Overcoming 5G Network Hurdles with 3D Printed Ceramic Antennas
The University of Delaware (UDEL) recently installed XJet’s Carmel 1400 additive manufacturing system, which it will use to 3D print ceramic antenna technology—called Passive Beam Steering—to unlock 5G network applications and more.
Within the still niche market of ceramic 3D printers, XJet’s NanoParticle Jetting (NPJ) technology is leading in applications. Its Carmel 1400 system has already been installed for use in various industries. Recently, for instance, medtech company Marvel MedTech installed the 3D printing technology to print ceramic components for a breast cancer prevention treatment.

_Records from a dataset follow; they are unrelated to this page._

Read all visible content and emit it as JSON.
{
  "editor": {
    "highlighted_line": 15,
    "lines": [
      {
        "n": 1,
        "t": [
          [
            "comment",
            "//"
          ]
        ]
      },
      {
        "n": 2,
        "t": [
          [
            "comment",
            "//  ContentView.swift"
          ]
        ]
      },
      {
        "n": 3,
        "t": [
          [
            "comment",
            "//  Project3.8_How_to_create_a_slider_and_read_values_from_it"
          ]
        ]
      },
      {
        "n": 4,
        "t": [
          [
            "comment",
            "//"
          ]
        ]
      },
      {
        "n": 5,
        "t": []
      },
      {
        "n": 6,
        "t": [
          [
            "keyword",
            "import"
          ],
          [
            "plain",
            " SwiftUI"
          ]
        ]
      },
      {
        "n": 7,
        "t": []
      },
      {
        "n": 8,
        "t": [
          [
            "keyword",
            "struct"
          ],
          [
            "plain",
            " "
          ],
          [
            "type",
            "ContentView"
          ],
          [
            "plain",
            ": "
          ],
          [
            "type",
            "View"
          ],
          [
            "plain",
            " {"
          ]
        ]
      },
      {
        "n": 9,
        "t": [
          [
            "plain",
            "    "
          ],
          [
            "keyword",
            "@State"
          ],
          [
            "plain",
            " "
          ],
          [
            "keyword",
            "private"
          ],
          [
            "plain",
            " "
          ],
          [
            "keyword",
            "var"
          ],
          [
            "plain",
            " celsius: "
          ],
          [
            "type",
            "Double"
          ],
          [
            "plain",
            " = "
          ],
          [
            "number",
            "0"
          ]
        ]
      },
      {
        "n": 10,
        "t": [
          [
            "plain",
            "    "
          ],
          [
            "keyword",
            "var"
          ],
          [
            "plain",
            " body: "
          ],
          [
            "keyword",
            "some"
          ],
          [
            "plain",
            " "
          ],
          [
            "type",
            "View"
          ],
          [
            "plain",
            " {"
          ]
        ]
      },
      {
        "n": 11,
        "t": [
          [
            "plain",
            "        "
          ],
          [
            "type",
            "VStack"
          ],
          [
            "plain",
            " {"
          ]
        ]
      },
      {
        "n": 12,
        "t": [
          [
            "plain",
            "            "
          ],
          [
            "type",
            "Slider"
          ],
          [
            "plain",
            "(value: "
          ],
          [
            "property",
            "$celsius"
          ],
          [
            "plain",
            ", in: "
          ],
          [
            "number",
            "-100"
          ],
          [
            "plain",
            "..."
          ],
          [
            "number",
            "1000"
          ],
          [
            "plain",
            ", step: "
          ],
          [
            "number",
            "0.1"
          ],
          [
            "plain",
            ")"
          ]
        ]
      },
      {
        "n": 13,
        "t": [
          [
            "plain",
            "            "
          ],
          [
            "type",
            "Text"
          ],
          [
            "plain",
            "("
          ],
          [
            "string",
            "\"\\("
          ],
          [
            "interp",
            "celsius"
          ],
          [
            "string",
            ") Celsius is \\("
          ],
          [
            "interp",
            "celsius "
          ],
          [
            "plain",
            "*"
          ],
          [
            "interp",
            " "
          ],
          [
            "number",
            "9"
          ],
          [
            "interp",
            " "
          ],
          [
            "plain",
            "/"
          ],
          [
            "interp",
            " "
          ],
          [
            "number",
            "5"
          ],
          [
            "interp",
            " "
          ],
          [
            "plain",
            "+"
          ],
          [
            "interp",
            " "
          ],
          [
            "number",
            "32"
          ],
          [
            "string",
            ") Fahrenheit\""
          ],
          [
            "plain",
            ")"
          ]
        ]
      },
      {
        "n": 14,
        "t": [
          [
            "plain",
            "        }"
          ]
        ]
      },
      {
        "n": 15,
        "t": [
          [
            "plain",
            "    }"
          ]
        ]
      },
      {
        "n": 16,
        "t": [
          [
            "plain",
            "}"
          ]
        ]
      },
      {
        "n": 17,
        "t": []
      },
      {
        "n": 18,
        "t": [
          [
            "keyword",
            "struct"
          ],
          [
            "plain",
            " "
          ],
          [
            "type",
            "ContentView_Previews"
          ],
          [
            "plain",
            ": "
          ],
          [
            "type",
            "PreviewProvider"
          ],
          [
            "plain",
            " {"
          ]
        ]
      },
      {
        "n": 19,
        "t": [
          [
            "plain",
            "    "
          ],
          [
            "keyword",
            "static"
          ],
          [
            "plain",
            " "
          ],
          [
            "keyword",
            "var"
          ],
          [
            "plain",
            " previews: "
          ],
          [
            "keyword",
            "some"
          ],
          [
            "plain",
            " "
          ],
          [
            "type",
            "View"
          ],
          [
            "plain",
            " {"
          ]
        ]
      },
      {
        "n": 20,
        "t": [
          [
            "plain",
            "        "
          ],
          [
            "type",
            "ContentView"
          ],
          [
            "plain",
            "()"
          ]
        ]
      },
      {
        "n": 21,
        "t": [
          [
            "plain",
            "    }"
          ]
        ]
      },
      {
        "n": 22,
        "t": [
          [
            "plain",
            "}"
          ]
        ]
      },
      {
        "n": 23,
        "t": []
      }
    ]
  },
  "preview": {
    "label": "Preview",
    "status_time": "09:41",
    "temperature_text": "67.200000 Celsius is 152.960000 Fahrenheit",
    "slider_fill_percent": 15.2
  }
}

At UDEL, the same hardware will be put to use for an entirely different application: for the creation of antennas for 5G networks. The Carmel 1400 AM system is reportedly well suited for the production of small, lightweight and cost-effective 5G antennas designed by engineers at UDEL.
5G network challenges
Rolling out the 5G network has been challenging in general because its signals are more sensitive to objects and interference than 3G or 4G networks. This means that in order to implement the much faster 5G network, more antennas are needed to maintain connectivity. Existing antennas are too expensive to scale up for 5G, which has presented a big hurdle. The ability to 3D print cheaper but high performing antennas could therefore be game changing.
Prior to installing the XJet system, a research team led by Professor of Electrical Engineering Mark Mirotznik had developed a special software for designing 5G antennas. The trouble was, they had no way to manufacture the lens because of its complexity and strict material properties. XJet’s unique NPJ technology offered a viable solution to the team’s challenges.
“Discovering XJet NanoParticle Jetting was a real lightbulb moment for us,” explained Mirotznik. “In one stroke, it solved our previous frustration in achieving both the material characteristics combined with the geometric properties essential to our solution.
“NPJ is the only process capable of producing the inner walls of each channel with the accuracy and smoothness required to retain wave direction—but in ceramic. XJet’s ceramic is an isotropic, 100 percent density ceramic with the right dielectric constant, which does not ‘absorb’ and weaken signal. Quite literally, any tiny variation in tolerance could lead to diversion of the signal to the wrong place, and that couldn’t be afforded.”
The research conducted at UDEL using the XJet Carmel 1400 system has been further supported by Youngstown State University (YSU) which investigated the matter using the same 3D printer. YSU found similar results in terms of density, isotropic properties and dielectric constants using XJet’s ceramic 3D printing technology.
“We carried out research to establish the nature and properties of XJet printed Zirconia. This suggested the crystal structure of the prints are nearly even; the dielectric constant is high while the loss tangent is low and are both similar to the value expected from a non-printed crystal,” said Professor Eric MacDonald, Friedman Chair for Manufacturing at YSU. “This high dielectric constant with low loss opens the potential for 3D printing of a variety of microwave devices including antennas, lenses, and filters. Two simple dielectric resonator antennas were demonstrated with the material, showing that the measured material properties can indeed be used for accurate design of such devices with electromagnetic simulation tools.”
“The University of Delaware’s application of NanoParticle Jetting technology for antennas is truly pioneering,” added Hanan Gothait, CEO of XJet. “5G is expected to bring about a true revolution in wireless technology, and with it the connectivity to support everything from autonomous vehicles and smart cities, to long-distance surgery, live-streaming virtual reality and the prospect of a limitless ‘Internet of Things.
“Clearly, to achieve that, the technology must be extraordinarily reliable, and we believe NPJ is ideally placed to deliver it. 5G antennas will need to be produced in the millions to deploy a successful, fully functioning 5G global network – and millions is exactly the kind of productivity this system has been designed for.”
Source: 3D Printing Media Network